Thu 11 June 2015
The logrotate tool has a mode called copytruncate which copies the log file and truncates the original, rather than renaming the original, so that the daemon doesn't need to reopen the log file.
I've long wondered how this is implemented without the obvious race condition (i.e. log is copied, data is written, log is truncated -- the data written in the middle would get lost with a naive implementation). Today I wanted to implement a similar feature in a project at work, so I set about finding out how logrotate implements it.
I couldn't find any information online about avoiding the race condition so I read the source, and was surprised to find no obvious tricks. Logrotate just copies the log to the new file, then truncates the original file. It simply ignores the race condition. In fact, on closer inspection, this is even documented in the man page:

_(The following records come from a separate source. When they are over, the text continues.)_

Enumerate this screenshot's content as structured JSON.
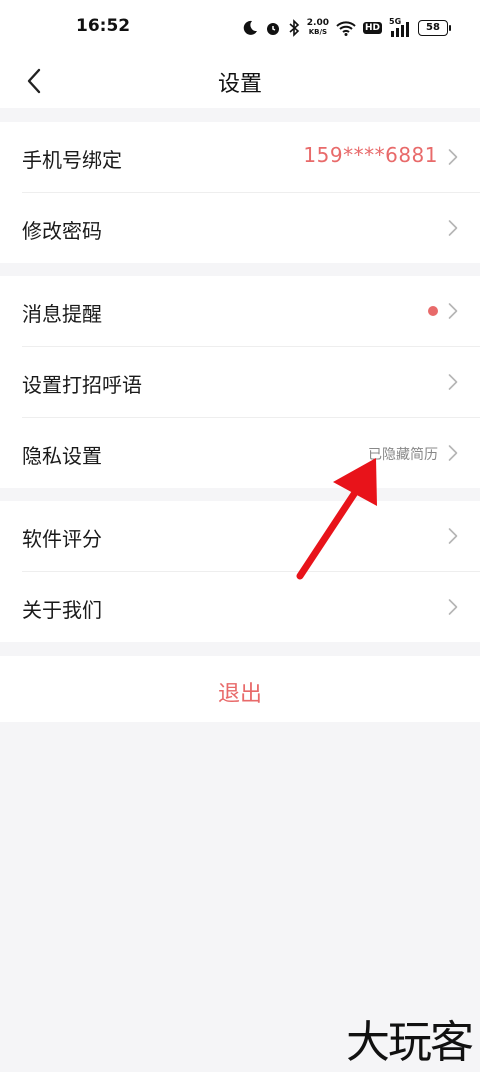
{
  "status_bar": {
    "time": "16:52",
    "network_speed_value": "2.00",
    "network_speed_unit": "KB/S",
    "hd_label": "HD",
    "signal_label": "5G",
    "battery": "58"
  },
  "nav": {
    "title": "设置"
  },
  "groups": [
    {
      "rows": [
        {
          "label": "手机号绑定",
          "value": "159****6881"
        },
        {
          "label": "修改密码"
        }
      ]
    },
    {
      "rows": [
        {
          "label": "消息提醒",
          "has_red_dot": true
        },
        {
          "label": "设置打招呼语"
        },
        {
          "label": "隐私设置",
          "hint": "已隐藏简历"
        }
      ]
    },
    {
      "rows": [
        {
          "label": "软件评分"
        },
        {
          "label": "关于我们"
        }
      ]
    }
  ],
  "logout_label": "退出",
  "watermark": "大玩客",
  "colors": {
    "accent": "#e86a6a",
    "background": "#f5f5f7",
    "annotation_arrow": "#e8131a"
  }
}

Truncate the original log file to zero size in place after creating a copy, instead of moving the old log file and optionally creating a new one. It can be used when some program cannot be told to close its logfile and thus might continue writing (appending) to the previous log file forever. Note that there is a very small time slice between copying the file and truncating it, so some logging data might be lost. When this option is used, the create option will have no effect, as the old log file stays in place.

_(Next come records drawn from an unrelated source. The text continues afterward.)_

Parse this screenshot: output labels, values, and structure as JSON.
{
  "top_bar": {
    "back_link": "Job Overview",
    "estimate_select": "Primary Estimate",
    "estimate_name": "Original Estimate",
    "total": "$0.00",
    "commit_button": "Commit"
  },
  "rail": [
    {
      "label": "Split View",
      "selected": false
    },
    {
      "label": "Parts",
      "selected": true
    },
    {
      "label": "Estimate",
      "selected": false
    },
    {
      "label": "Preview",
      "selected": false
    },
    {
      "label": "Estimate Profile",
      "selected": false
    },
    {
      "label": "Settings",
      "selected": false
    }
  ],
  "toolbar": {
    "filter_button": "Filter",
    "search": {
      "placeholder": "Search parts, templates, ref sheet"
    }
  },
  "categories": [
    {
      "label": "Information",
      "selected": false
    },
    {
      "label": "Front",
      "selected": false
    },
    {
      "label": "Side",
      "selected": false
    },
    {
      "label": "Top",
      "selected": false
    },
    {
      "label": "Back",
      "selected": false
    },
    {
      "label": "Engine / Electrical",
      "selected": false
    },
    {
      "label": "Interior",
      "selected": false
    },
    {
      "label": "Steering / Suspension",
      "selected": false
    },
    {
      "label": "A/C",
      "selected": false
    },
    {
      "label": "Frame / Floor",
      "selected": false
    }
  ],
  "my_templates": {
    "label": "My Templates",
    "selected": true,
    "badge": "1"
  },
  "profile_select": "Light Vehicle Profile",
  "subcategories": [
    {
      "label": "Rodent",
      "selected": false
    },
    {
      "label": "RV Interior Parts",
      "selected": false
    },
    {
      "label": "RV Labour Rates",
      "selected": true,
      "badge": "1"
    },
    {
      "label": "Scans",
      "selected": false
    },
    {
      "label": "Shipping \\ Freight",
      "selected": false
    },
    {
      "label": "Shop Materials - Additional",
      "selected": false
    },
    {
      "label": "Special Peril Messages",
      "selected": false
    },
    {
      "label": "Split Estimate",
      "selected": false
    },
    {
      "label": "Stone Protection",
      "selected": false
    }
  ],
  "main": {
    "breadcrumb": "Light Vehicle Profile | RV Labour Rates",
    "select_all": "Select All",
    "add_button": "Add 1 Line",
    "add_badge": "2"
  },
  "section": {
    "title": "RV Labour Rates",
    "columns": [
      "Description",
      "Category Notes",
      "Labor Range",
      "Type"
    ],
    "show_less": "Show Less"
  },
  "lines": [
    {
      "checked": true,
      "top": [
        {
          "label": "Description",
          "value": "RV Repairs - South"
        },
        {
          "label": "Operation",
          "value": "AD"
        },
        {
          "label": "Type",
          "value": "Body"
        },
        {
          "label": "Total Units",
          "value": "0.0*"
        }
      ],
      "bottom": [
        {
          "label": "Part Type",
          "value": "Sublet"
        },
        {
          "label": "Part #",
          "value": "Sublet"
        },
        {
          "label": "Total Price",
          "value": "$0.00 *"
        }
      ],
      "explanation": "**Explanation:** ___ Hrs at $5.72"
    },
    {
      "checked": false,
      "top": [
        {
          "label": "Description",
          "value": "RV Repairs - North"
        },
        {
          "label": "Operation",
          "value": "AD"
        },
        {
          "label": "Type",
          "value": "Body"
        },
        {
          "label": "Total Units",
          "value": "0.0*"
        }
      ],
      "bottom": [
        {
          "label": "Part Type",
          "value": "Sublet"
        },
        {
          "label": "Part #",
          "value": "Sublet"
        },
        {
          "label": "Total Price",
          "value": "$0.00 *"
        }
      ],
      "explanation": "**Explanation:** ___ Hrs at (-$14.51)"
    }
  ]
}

I wrote a small C program to test it (outputting increasing numbers as fast as it could) and, indeed, 4 million lines were lost during the course of the log rotation.
Much like with my previous post about Digital Ocean private networking, this won't be a surprise to anyone who thoroughly reads the documentation, but I, for one, was surprised by logrotate's behaviour.If you like my blog, please consider subscribing to the RSS feed or the mailing list: